Regulatory affairs can be complicated, as many FDA guidelines are just that – guidelines. As site personnel, we always came across unique scenarios and oftentimes it was tough to figure out appropriate responses while striving to maintain regulatory compliance, especially when the guidelines were vague! Your site’s regulatory binder for the trial is always the first set of documents reviewed during routine audits and inspections, including CRA visits. It is essential to always maintain your trial master file.
We have outlined a few best practices on how to prepare your regulatory binder for your next study:
- Reverse Chronological Order – Store items in reverse order so that the most recent documents are located towards the front.
- Electronic Documents – If you are using electronic documents, it may help to insert a paper placeholder to indicate the documents for that section have electronic copies.
- Create Tabs – Create tabs for each section of the binder as noted below. You may need to use multiple binders – just be sure to label each one with the protocol number, sponsor, and binder number in order to stay organized!
GOOD RULE OF THUMB: Just like your patients’ source charts, your regulatory binders are the storybook of the trial and the papers inside are the chapters. Every document in the files should cohesively flow without guidance. Like always, if not documented it never happened.
In our recent webinar, Kasi Bettencourt, Project Director at BTC Network, addressed these issues along with other common regulatory questions. This scenario-based webinar covered what to do when presented with one of these “gray areas” and offered advice for how to address future situations as they arise.
We also reviewed other important aspects of regulatory affairs, including maintenance of a study regulatory binder and how to address protocol deviations. The study regulatory binder – along with the patient source – is the “storybook” of the trial and it is imperative that sites organize these the correct way and do not leave anything out. It is also essential that protocol deviations, minor or major, are logged appropriately. We discussed everything from how to classify deviations to when it is required to report to the IRB.
To learn more about best practices for regulatory affairs, don’t forget to watch our webinar Regulatory Affairs: The Big Picture on demand by clicking on the image below!
About BTC Network

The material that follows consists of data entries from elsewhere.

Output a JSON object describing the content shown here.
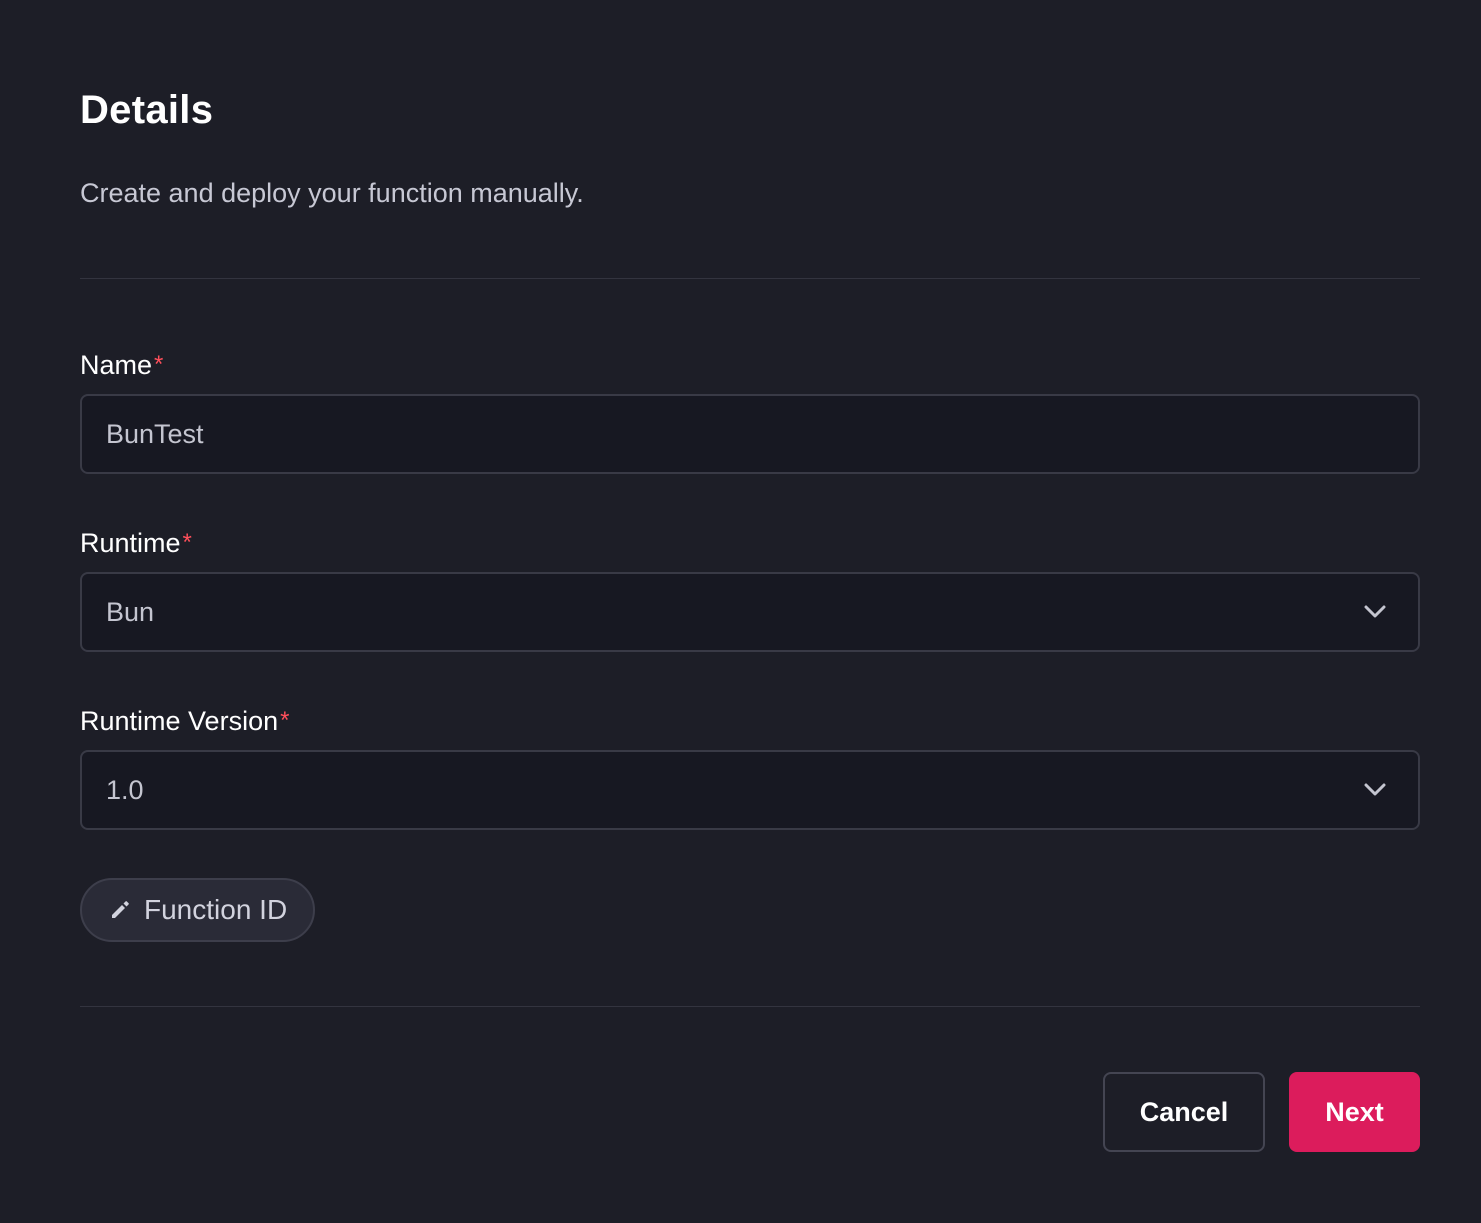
{
  "header": {
    "title": "Details",
    "subtitle": "Create and deploy your function manually."
  },
  "form": {
    "name": {
      "label": "Name",
      "required_mark": "*",
      "value": "BunTest"
    },
    "runtime": {
      "label": "Runtime",
      "required_mark": "*",
      "value": "Bun"
    },
    "runtime_version": {
      "label": "Runtime Version",
      "required_mark": "*",
      "value": "1.0"
    },
    "function_id_button": {
      "label": "Function ID",
      "icon": "pencil-icon"
    }
  },
  "footer": {
    "cancel_label": "Cancel",
    "next_label": "Next"
  },
  "colors": {
    "background": "#1d1e27",
    "input_background": "#171822",
    "accent": "#dc1c5c",
    "required": "#ff4f5b"
  }
}
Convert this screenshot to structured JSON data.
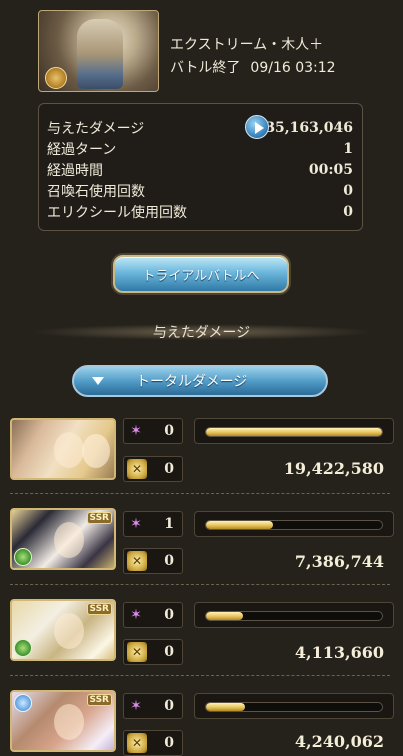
{
  "quest": {
    "title": "エクストリーム・木人＋",
    "status": "バトル終了",
    "timestamp": "09/16 03:12"
  },
  "stats": [
    {
      "label": "与えたダメージ",
      "value": "35,163,046"
    },
    {
      "label": "経過ターン",
      "value": "1"
    },
    {
      "label": "経過時間",
      "value": "00:05"
    },
    {
      "label": "召喚石使用回数",
      "value": "0"
    },
    {
      "label": "エリクシール使用回数",
      "value": "0"
    }
  ],
  "trial_button_label": "トライアルバトルへ",
  "section_title": "与えたダメージ",
  "dropdown": {
    "selected": "トータルダメージ"
  },
  "members": [
    {
      "portrait": "character-pair",
      "element": "",
      "rarity": "",
      "charge_attacks": "0",
      "skills": "0",
      "damage": "19,422,580",
      "bar_fraction": 1.0
    },
    {
      "portrait": "character",
      "element": "wind",
      "rarity": "SSR",
      "charge_attacks": "1",
      "skills": "0",
      "damage": "7,386,744",
      "bar_fraction": 0.38
    },
    {
      "portrait": "character",
      "element": "wind",
      "rarity": "SSR",
      "charge_attacks": "0",
      "skills": "0",
      "damage": "4,113,660",
      "bar_fraction": 0.21
    },
    {
      "portrait": "character",
      "element": "water",
      "rarity": "SSR",
      "charge_attacks": "0",
      "skills": "0",
      "damage": "4,240,062",
      "bar_fraction": 0.22
    }
  ],
  "icons": {
    "play": "play-icon",
    "charge_attack": "charge-attack-icon",
    "skill": "skill-icon",
    "dropdown_arrow": "chevron-down-icon"
  },
  "colors": {
    "background": "#25221c",
    "accent_blue": "#4d98c4",
    "bar_gold": "#e8c35c"
  }
}
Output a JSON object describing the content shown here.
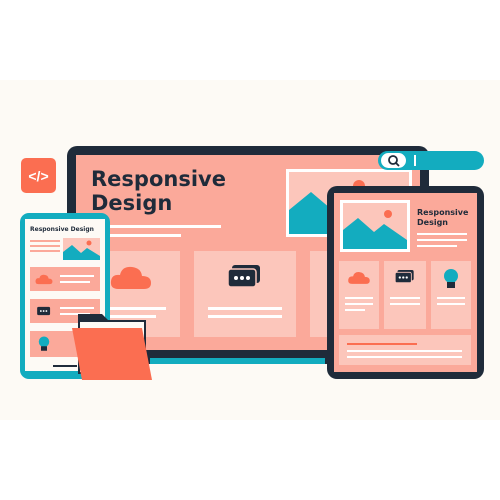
{
  "colors": {
    "navy": "#1f2b3a",
    "salmon": "#fba99a",
    "salmon_light": "#fcc6bb",
    "teal": "#13acbf",
    "coral": "#fb6e51",
    "background": "#fdfaf5"
  },
  "code_badge": {
    "glyph": "</>",
    "icon": "code-icon"
  },
  "laptop": {
    "title_line1": "Responsive",
    "title_line2": "Design"
  },
  "phone": {
    "title": "Responsive Design"
  },
  "tablet": {
    "title_line1": "Responsive",
    "title_line2": "Design"
  },
  "icons": [
    "cloud-icon",
    "chat-icon",
    "lightbulb-icon",
    "image-icon",
    "search-icon",
    "folder-icon"
  ]
}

BTC Network is North America’s leading clinical research group. Based just outside of Boston, Massachusetts, our network includes more than 50 multi-therapeutic sites. All BTC research sites collaborate with or are part of private practices, giving us access to over 100,000 patients.